[Opening RECORDS TO USE section]

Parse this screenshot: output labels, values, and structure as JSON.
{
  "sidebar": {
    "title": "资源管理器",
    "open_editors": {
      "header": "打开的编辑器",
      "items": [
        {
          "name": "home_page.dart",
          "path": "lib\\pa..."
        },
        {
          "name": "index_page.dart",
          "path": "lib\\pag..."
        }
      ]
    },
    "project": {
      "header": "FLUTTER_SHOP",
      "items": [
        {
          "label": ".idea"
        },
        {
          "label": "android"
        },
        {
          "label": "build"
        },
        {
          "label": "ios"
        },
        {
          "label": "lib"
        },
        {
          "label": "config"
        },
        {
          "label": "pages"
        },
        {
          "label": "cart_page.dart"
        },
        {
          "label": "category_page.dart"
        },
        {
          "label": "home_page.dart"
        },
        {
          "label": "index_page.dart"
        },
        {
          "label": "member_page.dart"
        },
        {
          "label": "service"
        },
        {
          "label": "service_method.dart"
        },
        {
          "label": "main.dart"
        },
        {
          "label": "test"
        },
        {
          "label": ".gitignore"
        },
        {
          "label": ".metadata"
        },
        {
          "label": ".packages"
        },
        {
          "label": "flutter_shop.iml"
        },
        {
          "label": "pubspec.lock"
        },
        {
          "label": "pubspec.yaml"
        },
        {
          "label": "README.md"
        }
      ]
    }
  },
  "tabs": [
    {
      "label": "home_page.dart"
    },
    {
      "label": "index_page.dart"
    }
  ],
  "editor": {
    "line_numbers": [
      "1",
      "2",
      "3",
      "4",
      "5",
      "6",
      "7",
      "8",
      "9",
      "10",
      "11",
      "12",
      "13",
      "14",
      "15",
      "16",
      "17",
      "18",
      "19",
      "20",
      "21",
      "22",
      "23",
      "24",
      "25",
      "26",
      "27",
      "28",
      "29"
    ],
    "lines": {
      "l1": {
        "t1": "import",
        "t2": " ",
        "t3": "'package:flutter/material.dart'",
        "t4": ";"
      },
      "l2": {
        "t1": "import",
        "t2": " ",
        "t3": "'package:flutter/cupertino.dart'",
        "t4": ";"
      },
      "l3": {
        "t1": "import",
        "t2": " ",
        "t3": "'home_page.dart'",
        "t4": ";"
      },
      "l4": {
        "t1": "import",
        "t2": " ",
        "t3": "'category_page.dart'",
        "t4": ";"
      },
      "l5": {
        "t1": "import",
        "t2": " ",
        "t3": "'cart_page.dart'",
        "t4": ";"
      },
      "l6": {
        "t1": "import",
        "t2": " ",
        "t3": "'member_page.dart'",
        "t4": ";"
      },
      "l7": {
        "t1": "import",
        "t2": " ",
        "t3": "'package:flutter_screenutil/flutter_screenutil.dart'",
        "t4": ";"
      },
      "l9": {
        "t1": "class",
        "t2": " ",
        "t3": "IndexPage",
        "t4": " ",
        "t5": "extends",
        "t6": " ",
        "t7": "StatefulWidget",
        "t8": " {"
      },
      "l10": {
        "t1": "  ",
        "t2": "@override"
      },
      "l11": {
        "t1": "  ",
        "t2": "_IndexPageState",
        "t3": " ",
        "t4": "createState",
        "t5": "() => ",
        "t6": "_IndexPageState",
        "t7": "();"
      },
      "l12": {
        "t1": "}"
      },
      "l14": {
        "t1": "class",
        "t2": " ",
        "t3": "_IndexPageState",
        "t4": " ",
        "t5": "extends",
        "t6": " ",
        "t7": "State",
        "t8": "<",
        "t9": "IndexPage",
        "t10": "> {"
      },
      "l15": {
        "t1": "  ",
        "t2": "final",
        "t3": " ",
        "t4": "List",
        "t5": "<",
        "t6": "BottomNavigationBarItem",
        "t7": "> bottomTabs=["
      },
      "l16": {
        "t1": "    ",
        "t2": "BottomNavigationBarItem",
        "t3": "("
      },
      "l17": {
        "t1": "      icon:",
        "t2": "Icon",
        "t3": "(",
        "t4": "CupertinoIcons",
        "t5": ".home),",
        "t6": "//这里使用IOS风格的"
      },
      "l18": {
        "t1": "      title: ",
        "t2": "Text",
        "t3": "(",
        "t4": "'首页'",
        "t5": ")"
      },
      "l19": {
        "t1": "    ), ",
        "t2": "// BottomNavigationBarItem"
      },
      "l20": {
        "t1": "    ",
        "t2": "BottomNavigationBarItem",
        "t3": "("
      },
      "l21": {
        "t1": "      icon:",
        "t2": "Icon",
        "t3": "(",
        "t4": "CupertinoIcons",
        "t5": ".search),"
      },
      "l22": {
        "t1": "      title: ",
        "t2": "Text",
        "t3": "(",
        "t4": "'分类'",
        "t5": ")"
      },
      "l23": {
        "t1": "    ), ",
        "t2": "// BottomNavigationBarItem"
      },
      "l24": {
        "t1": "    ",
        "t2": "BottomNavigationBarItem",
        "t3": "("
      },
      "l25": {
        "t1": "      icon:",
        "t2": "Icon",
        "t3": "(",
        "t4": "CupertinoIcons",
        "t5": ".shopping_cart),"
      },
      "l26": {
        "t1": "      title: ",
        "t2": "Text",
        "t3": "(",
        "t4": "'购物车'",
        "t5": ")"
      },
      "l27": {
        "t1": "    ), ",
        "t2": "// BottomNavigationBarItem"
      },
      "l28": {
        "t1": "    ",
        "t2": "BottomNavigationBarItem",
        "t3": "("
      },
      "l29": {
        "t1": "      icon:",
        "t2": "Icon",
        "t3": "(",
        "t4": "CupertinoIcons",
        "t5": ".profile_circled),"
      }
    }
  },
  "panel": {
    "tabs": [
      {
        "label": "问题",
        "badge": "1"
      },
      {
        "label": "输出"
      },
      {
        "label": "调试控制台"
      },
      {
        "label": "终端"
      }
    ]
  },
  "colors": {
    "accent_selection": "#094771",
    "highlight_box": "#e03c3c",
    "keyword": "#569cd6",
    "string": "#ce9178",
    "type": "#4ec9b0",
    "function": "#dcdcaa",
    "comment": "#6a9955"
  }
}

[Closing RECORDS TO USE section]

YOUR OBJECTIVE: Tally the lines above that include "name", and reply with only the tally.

EXERCISE OUTPUT: 2